Saturday, December 12, 2009
American television is filled with commercials for companies that will turn your old gold jewelry into cash. You just send it in, and they send you a check, with no obligation to accept the deal. It sounds straightforward enough, but the ads are a little misleading. At the moment, Cash4Gold says it's offering a 25 percent bonus over its usual rates, presumably to entice consumers to try and grab that extra cash. Yet in general, such claims are too vague to mean anything; you have to ask, "25 percent more than what?" Cash4Gold never says what its regular rates are, nor do it say how often its regular rates change. This is an important issue, since the price of gold has risen by 37 percent in the last year. If consumers are getting 25 percent more than they did this time last year, Cash4Gold is pocketing the other 12 percent... but there's no way to know from the ads.
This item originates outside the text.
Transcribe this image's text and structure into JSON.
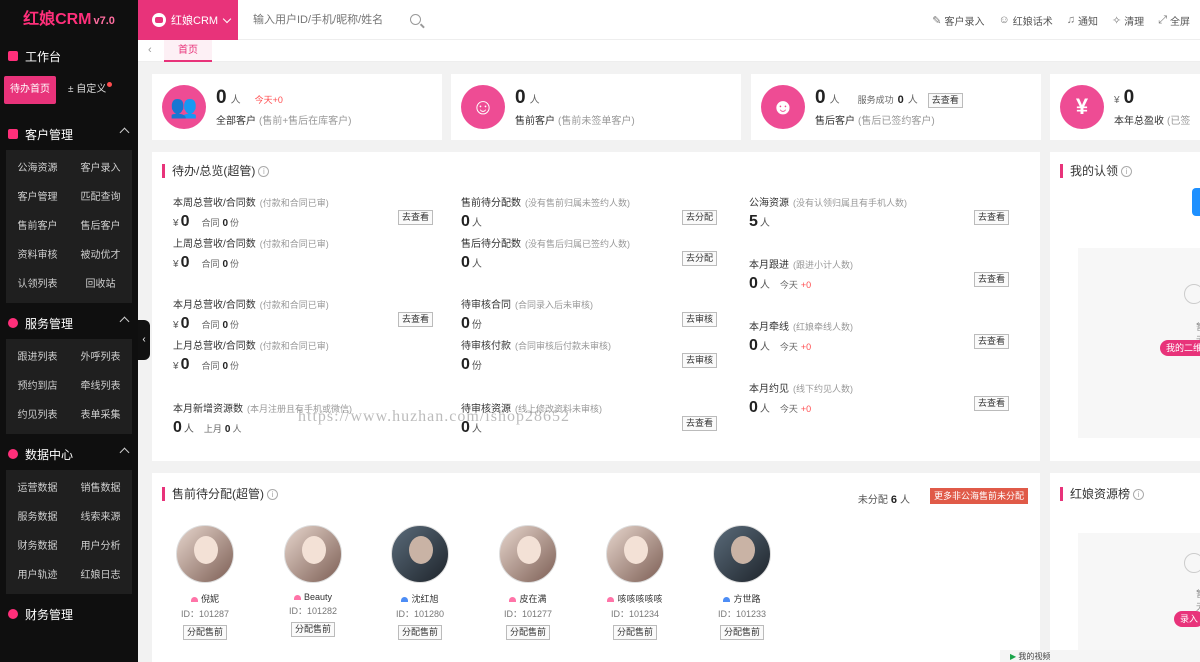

Posted by Daniel Altman at 11:22 PM
Verizon has been slamming AT&T in its television commercials with claims that AT&T's third-generation wireless network offers far less coverage than Verizon's. The Verizon coverage map for the United States certainly looks a lot more comprehensive than AT&T's. But now, AT&T is responding with ads showing another, much more flattering map of its coverage (and the actor Luke Wilson running down a long list of the cities that the map includes). The AT&T commercials, however, do not specify that the coverage is on a third-generation network; it looks as though AT&T's claims may rest on its garden-variety mobile phone network. Is AT&T really countering Verizon's ads in such a disingenuous way? Wait for the next round to find out.
Posted by Daniel Altman at 11:17 PM